>>>

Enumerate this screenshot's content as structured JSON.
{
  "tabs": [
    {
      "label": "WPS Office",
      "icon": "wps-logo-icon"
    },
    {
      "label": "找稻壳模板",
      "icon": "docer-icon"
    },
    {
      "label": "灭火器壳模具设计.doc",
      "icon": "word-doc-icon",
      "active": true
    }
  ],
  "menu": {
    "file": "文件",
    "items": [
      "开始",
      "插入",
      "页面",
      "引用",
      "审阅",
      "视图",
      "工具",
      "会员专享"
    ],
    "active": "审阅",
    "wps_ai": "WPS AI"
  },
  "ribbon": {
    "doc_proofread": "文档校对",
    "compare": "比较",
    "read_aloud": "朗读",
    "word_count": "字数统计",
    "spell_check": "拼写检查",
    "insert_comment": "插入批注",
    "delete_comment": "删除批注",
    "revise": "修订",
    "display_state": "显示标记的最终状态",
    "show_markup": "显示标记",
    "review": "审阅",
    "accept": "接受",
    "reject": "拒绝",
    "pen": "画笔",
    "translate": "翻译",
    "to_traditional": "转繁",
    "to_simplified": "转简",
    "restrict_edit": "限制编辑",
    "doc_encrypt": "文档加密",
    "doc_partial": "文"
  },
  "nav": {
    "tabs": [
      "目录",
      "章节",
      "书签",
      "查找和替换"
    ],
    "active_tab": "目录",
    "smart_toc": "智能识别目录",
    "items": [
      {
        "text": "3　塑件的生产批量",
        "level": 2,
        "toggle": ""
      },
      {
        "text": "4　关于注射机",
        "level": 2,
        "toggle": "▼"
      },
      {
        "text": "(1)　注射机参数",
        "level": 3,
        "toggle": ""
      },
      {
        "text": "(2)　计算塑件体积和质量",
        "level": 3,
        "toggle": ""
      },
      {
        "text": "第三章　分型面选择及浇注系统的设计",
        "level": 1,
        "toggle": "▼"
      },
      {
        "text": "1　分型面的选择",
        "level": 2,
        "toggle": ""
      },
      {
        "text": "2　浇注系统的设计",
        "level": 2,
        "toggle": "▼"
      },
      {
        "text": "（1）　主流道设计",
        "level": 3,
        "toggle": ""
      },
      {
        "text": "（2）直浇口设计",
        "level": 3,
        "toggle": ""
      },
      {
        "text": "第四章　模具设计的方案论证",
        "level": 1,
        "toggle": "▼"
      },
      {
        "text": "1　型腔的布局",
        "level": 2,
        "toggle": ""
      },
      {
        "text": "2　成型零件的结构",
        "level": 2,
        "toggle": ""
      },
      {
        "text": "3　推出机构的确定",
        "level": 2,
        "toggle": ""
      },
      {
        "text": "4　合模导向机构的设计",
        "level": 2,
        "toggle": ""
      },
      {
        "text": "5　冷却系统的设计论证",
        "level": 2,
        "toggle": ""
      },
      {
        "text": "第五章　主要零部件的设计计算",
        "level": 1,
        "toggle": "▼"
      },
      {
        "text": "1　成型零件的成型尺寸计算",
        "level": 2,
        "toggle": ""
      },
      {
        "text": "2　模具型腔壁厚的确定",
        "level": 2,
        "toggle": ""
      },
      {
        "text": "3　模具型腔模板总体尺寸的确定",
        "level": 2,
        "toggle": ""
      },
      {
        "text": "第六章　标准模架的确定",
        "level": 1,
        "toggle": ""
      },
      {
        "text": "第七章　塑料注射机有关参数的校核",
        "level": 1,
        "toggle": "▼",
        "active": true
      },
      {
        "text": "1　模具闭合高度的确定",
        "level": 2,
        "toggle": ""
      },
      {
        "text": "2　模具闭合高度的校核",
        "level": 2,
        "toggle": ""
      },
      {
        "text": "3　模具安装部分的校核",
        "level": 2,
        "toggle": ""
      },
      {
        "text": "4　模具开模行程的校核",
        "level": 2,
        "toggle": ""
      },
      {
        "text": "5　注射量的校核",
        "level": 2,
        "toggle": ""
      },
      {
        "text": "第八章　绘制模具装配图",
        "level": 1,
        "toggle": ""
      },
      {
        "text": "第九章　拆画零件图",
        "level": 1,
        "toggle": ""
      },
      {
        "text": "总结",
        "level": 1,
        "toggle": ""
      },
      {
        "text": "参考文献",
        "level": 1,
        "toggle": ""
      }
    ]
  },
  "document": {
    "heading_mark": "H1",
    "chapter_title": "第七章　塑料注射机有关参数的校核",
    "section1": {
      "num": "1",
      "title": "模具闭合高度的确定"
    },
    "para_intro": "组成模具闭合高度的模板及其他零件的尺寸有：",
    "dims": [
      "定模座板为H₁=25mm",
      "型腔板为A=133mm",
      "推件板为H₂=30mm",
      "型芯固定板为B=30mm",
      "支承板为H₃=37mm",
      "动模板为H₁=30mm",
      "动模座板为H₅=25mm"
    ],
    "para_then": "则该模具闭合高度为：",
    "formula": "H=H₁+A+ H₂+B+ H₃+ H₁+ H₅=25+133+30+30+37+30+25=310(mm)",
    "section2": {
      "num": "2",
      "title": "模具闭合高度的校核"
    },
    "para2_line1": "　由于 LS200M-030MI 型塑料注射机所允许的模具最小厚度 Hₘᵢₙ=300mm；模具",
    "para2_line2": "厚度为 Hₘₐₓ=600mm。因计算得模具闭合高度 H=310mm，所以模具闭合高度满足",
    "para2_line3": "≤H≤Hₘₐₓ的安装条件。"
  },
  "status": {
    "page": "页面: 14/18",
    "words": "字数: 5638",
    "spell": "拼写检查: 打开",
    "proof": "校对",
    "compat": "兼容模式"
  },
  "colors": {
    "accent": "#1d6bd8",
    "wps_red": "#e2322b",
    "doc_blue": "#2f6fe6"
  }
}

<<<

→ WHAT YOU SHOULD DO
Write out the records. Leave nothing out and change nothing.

→ RESULT BELOW
Enumerate this screenshot's content as structured JSON.
{
  "tabs": [
    {
      "label": "WPS Office",
      "icon": "wps-logo-icon"
    },
    {
      "label": "找稻壳模板",
      "icon": "docer-icon"
    },
    {
      "label": "灭火器壳模具设计.doc",
      "icon": "word-doc-icon",
      "active": true
    }
  ],
  "menu": {
    "file": "文件",
    "items": [
      "开始",
      "插入",
      "页面",
      "引用",
      "审阅",
      "视图",
      "工具",
      "会员专享"
    ],
    "active": "审阅",
    "wps_ai": "WPS AI"
  },
  "ribbon": {
    "doc_proofread": "文档校对",
    "compare": "比较",
    "read_aloud": "朗读",
    "word_count": "字数统计",
    "spell_check": "拼写检查",
    "insert_comment": "插入批注",
    "delete_comment": "删除批注",
    "revise": "修订",
    "display_state": "显示标记的最终状态",
    "show_markup": "显示标记",
    "review": "审阅",
    "accept": "接受",
    "reject": "拒绝",
    "pen": "画笔",
    "translate": "翻译",
    "to_traditional": "转繁",
    "to_simplified": "转简",
    "restrict_edit": "限制编辑",
    "doc_encrypt": "文档加密",
    "doc_partial": "文"
  },
  "nav": {
    "tabs": [
      "目录",
      "章节",
      "书签",
      "查找和替换"
    ],
    "active_tab": "目录",
    "smart_toc": "智能识别目录",
    "items": [
      {
        "text": "3　塑件的生产批量",
        "level": 2,
        "toggle": ""
      },
      {
        "text": "4　关于注射机",
        "level": 2,
        "toggle": "▼"
      },
      {
        "text": "(1)　注射机参数",
        "level": 3,
        "toggle": ""
      },
      {
        "text": "(2)　计算塑件体积和质量",
        "level": 3,
        "toggle": ""
      },
      {
        "text": "第三章　分型面选择及浇注系统的设计",
        "level": 1,
        "toggle": "▼"
      },
      {
        "text": "1　分型面的选择",
        "level": 2,
        "toggle": ""
      },
      {
        "text": "2　浇注系统的设计",
        "level": 2,
        "toggle": "▼"
      },
      {
        "text": "（1）　主流道设计",
        "level": 3,
        "toggle": ""
      },
      {
        "text": "（2）直浇口设计",
        "level": 3,
        "toggle": ""
      },
      {
        "text": "第四章　模具设计的方案论证",
        "level": 1,
        "toggle": "▼"
      },
      {
        "text": "1　型腔的布局",
        "level": 2,
        "toggle": ""
      },
      {
        "text": "2　成型零件的结构",
        "level": 2,
        "toggle": ""
      },
      {
        "text": "3　推出机构的确定",
        "level": 2,
        "toggle": ""
      },
      {
        "text": "4　合模导向机构的设计",
        "level": 2,
        "toggle": ""
      },
      {
        "text": "5　冷却系统的设计论证",
        "level": 2,
        "toggle": ""
      },
      {
        "text": "第五章　主要零部件的设计计算",
        "level": 1,
        "toggle": "▼"
      },
      {
        "text": "1　成型零件的成型尺寸计算",
        "level": 2,
        "toggle": ""
      },
      {
        "text": "2　模具型腔壁厚的确定",
        "level": 2,
        "toggle": ""
      },
      {
        "text": "3　模具型腔模板总体尺寸的确定",
        "level": 2,
        "toggle": ""
      },
      {
        "text": "第六章　标准模架的确定",
        "level": 1,
        "toggle": ""
      },
      {
        "text": "第七章　塑料注射机有关参数的校核",
        "level": 1,
        "toggle": "▼",
        "active": true
      },
      {
        "text": "1　模具闭合高度的确定",
        "level": 2,
        "toggle": ""
      },
      {
        "text": "2　模具闭合高度的校核",
        "level": 2,
        "toggle": ""
      },
      {
        "text": "3　模具安装部分的校核",
        "level": 2,
        "toggle": ""
      },
      {
        "text": "4　模具开模行程的校核",
        "level": 2,
        "toggle": ""
      },
      {
        "text": "5　注射量的校核",
        "level": 2,
        "toggle": ""
      },
      {
        "text": "第八章　绘制模具装配图",
        "level": 1,
        "toggle": ""
      },
      {
        "text": "第九章　拆画零件图",
        "level": 1,
        "toggle": ""
      },
      {
        "text": "总结",
        "level": 1,
        "toggle": ""
      },
      {
        "text": "参考文献",
        "level": 1,
        "toggle": ""
      }
    ]
  },
  "document": {
    "heading_mark": "H1",
    "chapter_title": "第七章　塑料注射机有关参数的校核",
    "section1": {
      "num": "1",
      "title": "模具闭合高度的确定"
    },
    "para_intro": "组成模具闭合高度的模板及其他零件的尺寸有：",
    "dims": [
      "定模座板为H₁=25mm",
      "型腔板为A=133mm",
      "推件板为H₂=30mm",
      "型芯固定板为B=30mm",
      "支承板为H₃=37mm",
      "动模板为H₁=30mm",
      "动模座板为H₅=25mm"
    ],
    "para_then": "则该模具闭合高度为：",
    "formula": "H=H₁+A+ H₂+B+ H₃+ H₁+ H₅=25+133+30+30+37+30+25=310(mm)",
    "section2": {
      "num": "2",
      "title": "模具闭合高度的校核"
    },
    "para2_line1": "　由于 LS200M-030MI 型塑料注射机所允许的模具最小厚度 Hₘᵢₙ=300mm；模具",
    "para2_line2": "厚度为 Hₘₐₓ=600mm。因计算得模具闭合高度 H=310mm，所以模具闭合高度满足",
    "para2_line3": "≤H≤Hₘₐₓ的安装条件。"
  },
  "status": {
    "page": "页面: 14/18",
    "words": "字数: 5638",
    "spell": "拼写检查: 打开",
    "proof": "校对",
    "compat": "兼容模式"
  },
  "colors": {
    "accent": "#1d6bd8",
    "wps_red": "#e2322b",
    "doc_blue": "#2f6fe6"
  }
}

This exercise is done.